What Does Reasonable Suspicion Mean?
In order for a police officer to detain you, they must have reasonable suspicion that you have been involved or will be involved in a crime. This is actually a legal standard that requires police officers to have certain facts that would allow for a reasonable person to believe that a suspect is associated with a criminal act. For example, if a police officer witnesses someone behaving suspiciously and they drop an object and run when police approach them, this would be reasonable suspicion to detain this person. Hunches, rumors, prejudices and curiosity do not constitute as reasonable suspicion.
How This Applies To DUI
If a police officer notices a driver weaving within their lane or across lanes, this may be reasonable suspicion to believe that the driver is drunk. In this case, the police officer would have a legal standard to stop the vehicle and question the suspect.
Understanding Your Rights

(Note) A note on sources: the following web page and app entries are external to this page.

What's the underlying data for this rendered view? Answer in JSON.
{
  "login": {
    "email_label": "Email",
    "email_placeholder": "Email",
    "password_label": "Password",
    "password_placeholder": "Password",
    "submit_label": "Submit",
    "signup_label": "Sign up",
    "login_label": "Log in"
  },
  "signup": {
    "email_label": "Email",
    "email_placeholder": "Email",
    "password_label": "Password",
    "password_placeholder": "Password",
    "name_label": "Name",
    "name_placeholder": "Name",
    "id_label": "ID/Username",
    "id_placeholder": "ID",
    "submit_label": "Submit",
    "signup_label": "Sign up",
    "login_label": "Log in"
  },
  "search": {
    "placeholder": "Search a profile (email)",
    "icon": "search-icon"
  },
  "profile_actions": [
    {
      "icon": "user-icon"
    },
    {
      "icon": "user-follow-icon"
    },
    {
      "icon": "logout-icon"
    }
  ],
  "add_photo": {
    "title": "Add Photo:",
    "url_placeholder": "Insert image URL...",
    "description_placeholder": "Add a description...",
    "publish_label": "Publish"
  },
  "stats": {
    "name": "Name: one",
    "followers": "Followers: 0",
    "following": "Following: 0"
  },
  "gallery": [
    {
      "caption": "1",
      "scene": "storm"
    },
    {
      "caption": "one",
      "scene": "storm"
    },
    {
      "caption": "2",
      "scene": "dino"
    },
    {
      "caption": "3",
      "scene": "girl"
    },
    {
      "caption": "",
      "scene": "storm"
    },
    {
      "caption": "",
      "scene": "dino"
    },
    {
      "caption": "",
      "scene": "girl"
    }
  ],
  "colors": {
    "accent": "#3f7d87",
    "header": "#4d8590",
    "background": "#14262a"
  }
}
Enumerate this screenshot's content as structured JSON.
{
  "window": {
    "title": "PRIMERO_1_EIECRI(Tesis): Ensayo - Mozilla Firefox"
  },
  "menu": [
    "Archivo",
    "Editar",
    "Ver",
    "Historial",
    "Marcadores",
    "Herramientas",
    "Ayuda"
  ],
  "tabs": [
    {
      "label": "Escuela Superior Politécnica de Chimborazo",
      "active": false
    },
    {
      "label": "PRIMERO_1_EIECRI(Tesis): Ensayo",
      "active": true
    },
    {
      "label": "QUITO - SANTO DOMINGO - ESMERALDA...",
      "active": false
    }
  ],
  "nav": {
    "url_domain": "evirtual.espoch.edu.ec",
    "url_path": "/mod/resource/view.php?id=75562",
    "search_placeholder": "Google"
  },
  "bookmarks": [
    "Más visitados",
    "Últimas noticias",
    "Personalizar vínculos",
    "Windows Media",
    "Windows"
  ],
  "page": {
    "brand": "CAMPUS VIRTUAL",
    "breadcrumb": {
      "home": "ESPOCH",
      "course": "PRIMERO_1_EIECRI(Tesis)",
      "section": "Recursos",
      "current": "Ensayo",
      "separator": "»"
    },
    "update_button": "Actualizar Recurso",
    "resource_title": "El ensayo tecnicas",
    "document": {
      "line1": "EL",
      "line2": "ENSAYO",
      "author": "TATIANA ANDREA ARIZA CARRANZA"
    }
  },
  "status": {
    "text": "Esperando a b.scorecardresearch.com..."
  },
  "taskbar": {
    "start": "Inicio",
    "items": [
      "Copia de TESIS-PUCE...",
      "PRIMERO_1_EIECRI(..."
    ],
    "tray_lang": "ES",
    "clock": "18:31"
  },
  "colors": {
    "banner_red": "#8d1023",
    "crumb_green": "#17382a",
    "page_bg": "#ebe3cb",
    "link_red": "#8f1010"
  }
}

If you feel you are being detained by police, you have the right to politely ask the officer if you are free to leave. In the event that you are not free to leave, you do have the right to remain silent and ask to speak to an attorney. A police officer will only be able to legally determine reasonable suspicion if you are acting nervous and giving conflicting answers. This is why it’s in your best interest to remain silent. This will ensure that you don’t make any self-incriminating statements that can be used against you later in court. In relation to this, you are protected under the Fourth Amendment from illegal searches. Refusing to let police search you or your protected will not result in reasonable suspicion.